The typical narrative is that kids hinder their parents’ ability to get out and socialize. And it’s true that after kids, what was once simply “going out on Friday night” necessarily becomes a scheduled and labeled “date night” requiring prior arrangements. Family trips are never spur of the moment, instead involving complicated logistical considerations and added expenses, snacks, and bathroom breaks. Not to mention the fact that facilitating kids’ activities and events often takes up a sizeable chunk of our own social calendars.


But if I’m being honest, my son is often not a social hindrance to me at all; in fact, he can be a giant social crutch.


When you have a baby, you have a built-in reason to either 1) not attend a social event, or 2) attend, but excuse yourself at any moment. As a bit of a closet introvert, the second escape hatch option came in especially handy for me as I slowly inched my way back into the land of adults after my maternity leave. Feeling overwhelmed by a massive crowd of grownups with questions and expectations? Time to find somewhere quiet to breastfeed! Navigating a barbeque where you don’t know many people? Oops, the baby’s crying, better go…away!


As babies grow, the escape hatch changes, but it’s still there. Toddlers and little kids offer up their own disruptions—biting and punching each other, tattling, peeing their pants, needing a very specific snack opened in a very specific way, getting some unidentifiable viscous substance in their hair. There’s always a dependable distraction around the corner that will require your immediate attention.

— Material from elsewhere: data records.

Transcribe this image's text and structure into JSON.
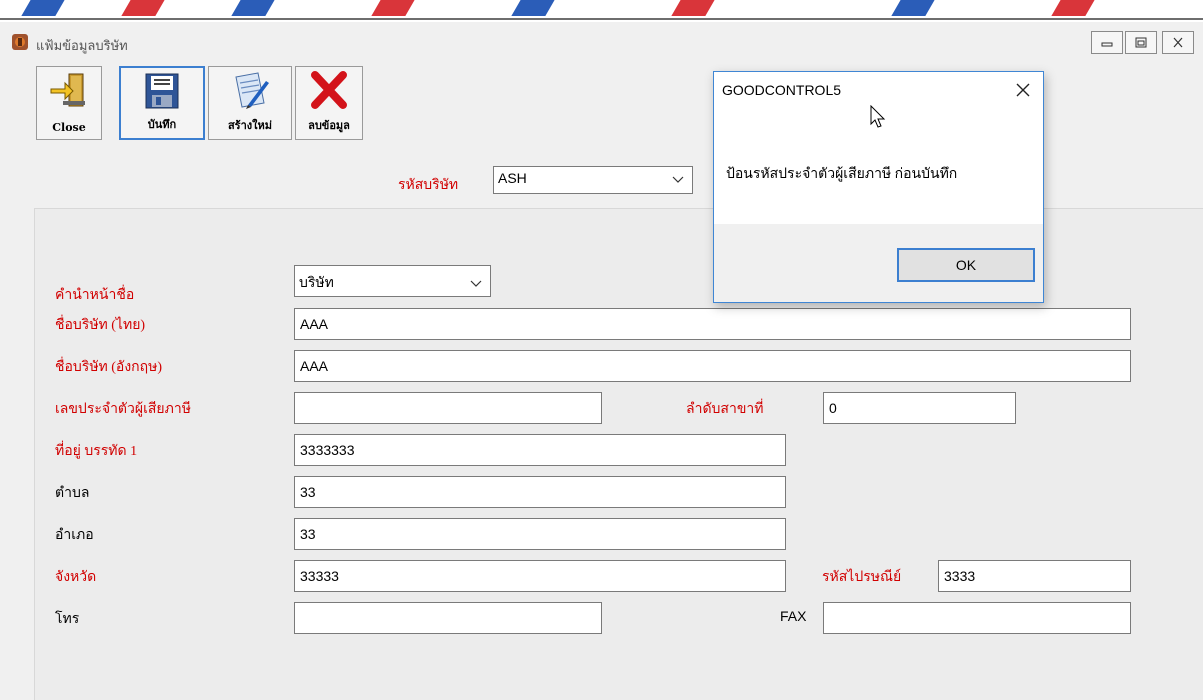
{
  "window": {
    "title": "แฟ้มข้อมูลบริษัท"
  },
  "toolbar": {
    "close_label": "Close",
    "save_label": "บันทึก",
    "new_label": "สร้างใหม่",
    "delete_label": "ลบข้อมูล"
  },
  "company": {
    "label": "รหัสบริษัท",
    "value": "ASH"
  },
  "form": {
    "prefix_label": "คำนำหน้าชื่อ",
    "prefix_value": "บริษัท",
    "name_th_label": "ชื่อบริษัท (ไทย)",
    "name_th_value": "AAA",
    "name_en_label": "ชื่อบริษัท (อังกฤษ)",
    "name_en_value": "AAA",
    "tax_id_label": "เลขประจำตัวผู้เสียภาษี",
    "tax_id_value": "",
    "branch_label": "ลำดับสาขาที่",
    "branch_value": "0",
    "address_label": "ที่อยู่ บรรทัด 1",
    "address_value": "3333333",
    "subdistrict_label": "ตำบล",
    "subdistrict_value": "33",
    "district_label": "อำเภอ",
    "district_value": "33",
    "province_label": "จังหวัด",
    "province_value": "33333",
    "postcode_label": "รหัสไปรษณีย์",
    "postcode_value": "3333",
    "phone_label": "โทร",
    "phone_value": "",
    "fax_label": "FAX",
    "fax_value": ""
  },
  "dialog": {
    "title": "GOODCONTROL5",
    "message": "ป้อนรหัสประจำตัวผู้เสียภาษี ก่อนบันทึก",
    "ok_label": "OK"
  },
  "colors": {
    "required_label": "#d10000",
    "accent": "#3c7fd0"
  },
  "icons": [
    "app-icon",
    "minimize-icon",
    "maximize-icon",
    "close-window-icon",
    "exit-door-icon",
    "floppy-disk-icon",
    "new-document-icon",
    "delete-x-icon",
    "dropdown-arrow-icon",
    "dialog-close-icon",
    "mouse-cursor-icon"
  ]
}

As my son has gotten older, he’s developed a fun-loving, outgoing temperament and I’ve noticed that he’s not only a handy social crutch, he’s often a literal shield. As in, I physically hide behind him when we’re out together. My husband and I joke (I hope it’s a joke?) that our friends like our son more than they like us. Whether or not that’s completely true, I personally think he’s much cooler than I am, and his big personality and joyful exuberance are the perfect excuse for me to hang back or disengage when I need a break from being “on.”

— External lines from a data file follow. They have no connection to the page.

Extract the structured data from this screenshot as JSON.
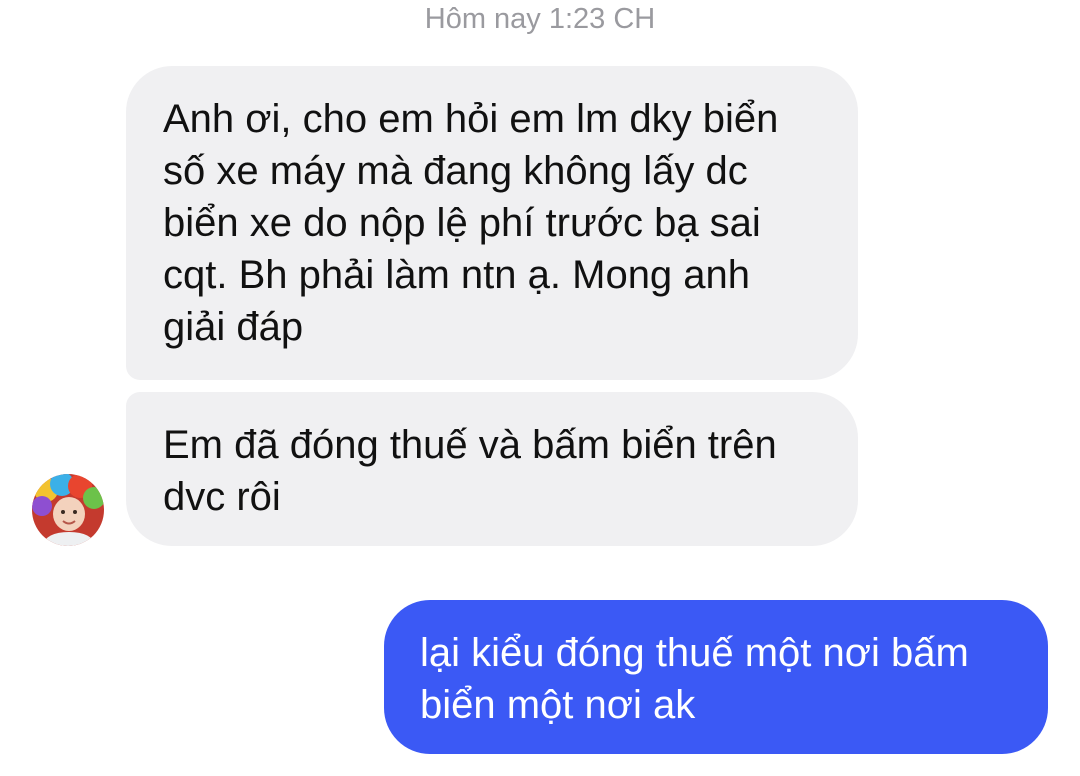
{
  "thread": {
    "timestamp": "Hôm nay 1:23 CH",
    "messages": [
      {
        "sender": "them",
        "text": "Anh ơi, cho em hỏi em lm dky biển\nsố xe máy mà đang không lấy dc\nbiển xe do nộp lệ phí trước bạ sai\ncqt. Bh phải làm ntn ạ. Mong anh\ngiải đáp"
      },
      {
        "sender": "them",
        "text": "Em đã đóng thuế và bấm biển trên\ndvc rôi"
      },
      {
        "sender": "me",
        "text": "lại kiểu đóng thuế một nơi bấm\nbiển một nơi ak"
      }
    ]
  },
  "colors": {
    "incoming_bubble": "#f0f0f2",
    "outgoing_bubble": "#3b59f5",
    "timestamp_text": "#9a9a9f"
  },
  "icons": {
    "avatar": "contact-avatar-photo"
  }
}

Don’t get me wrong, I love being with friends and going to parties, and I am really not constantly looking for reasons to bail. But going out with my son in tow admittedly makes me feel protected and safe. Plus, I actually enjoy having him with me and talking with him—he’s great company! As my son gets older, I know I’ll gradually start to lose this safety net. And soon, when he’s embarrassed to even be seen with me, the safety net will be gone for good. At that point, I’ll have to adjust back to navigating the social landscape not as a mom, but just as me, without any handy kid-armor.

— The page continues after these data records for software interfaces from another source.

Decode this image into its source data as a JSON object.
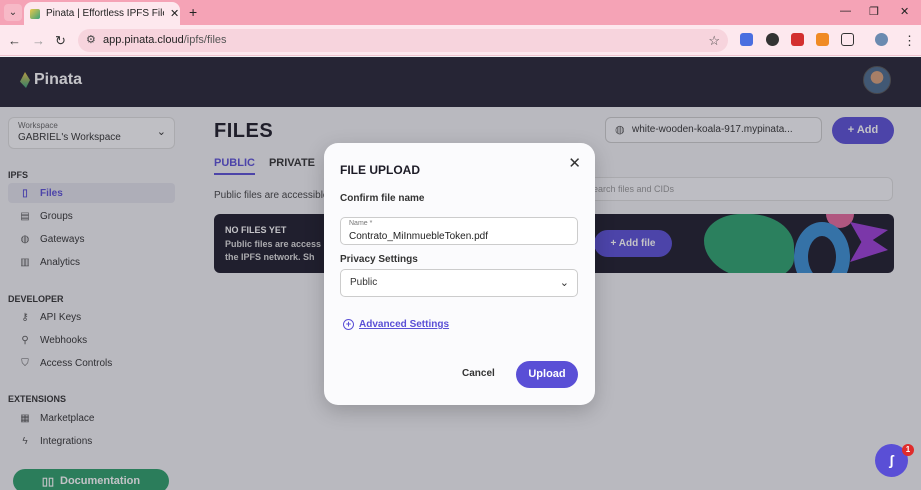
{
  "browser": {
    "tab_title": "Pinata | Effortless IPFS File Mana",
    "new_tab": "+",
    "url_host": "app.pinata.cloud",
    "url_path": "/ipfs/files"
  },
  "app": {
    "brand": "Pinata",
    "workspace_label": "Workspace",
    "workspace_name": "GABRIEL's Workspace",
    "sections": {
      "ipfs": "IPFS",
      "developer": "DEVELOPER",
      "extensions": "EXTENSIONS"
    },
    "ipfs_items": [
      "Files",
      "Groups",
      "Gateways",
      "Analytics"
    ],
    "developer_items": [
      "API Keys",
      "Webhooks",
      "Access Controls"
    ],
    "extensions_items": [
      "Marketplace",
      "Integrations"
    ],
    "documentation": "Documentation"
  },
  "content": {
    "title": "FILES",
    "gateway": "white-wooden-koala-917.mypinata...",
    "add_label": "+ Add",
    "tab_public": "PUBLIC",
    "tab_private": "PRIVATE",
    "description": "Public files are accessible",
    "search_placeholder": "earch files and CIDs",
    "banner_title": "NO FILES YET",
    "banner_text": "Public files are access the IPFS network. Sh",
    "add_file": "+ Add file"
  },
  "modal": {
    "title": "FILE UPLOAD",
    "close": "✕",
    "confirm_label": "Confirm file name",
    "name_label": "Name *",
    "name_value": "Contrato_MiInmuebleToken.pdf",
    "privacy_label": "Privacy Settings",
    "privacy_value": "Public",
    "advanced": "Advanced Settings",
    "cancel": "Cancel",
    "upload": "Upload"
  },
  "chat": {
    "badge": "1"
  },
  "colors": {
    "accent": "#5a4fd6",
    "header": "#262435",
    "tabbar": "#f5a3b6",
    "docs_button": "#2d9f6a"
  }
}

Bekah Page-Gourley is an attorney and contributing writer for LittleGuide Detroit. She lives with her husband, Jason, and son Isaac, in Lafayette Park, Detroit. They love experiencing the city’s growth, hosting visitors and talking about Detroit’s virtues with anyone who will listen. Bekah and her family love going to Detroit City Football Club and Tigers games, Eastern Market, the Riverfront, and Downtown.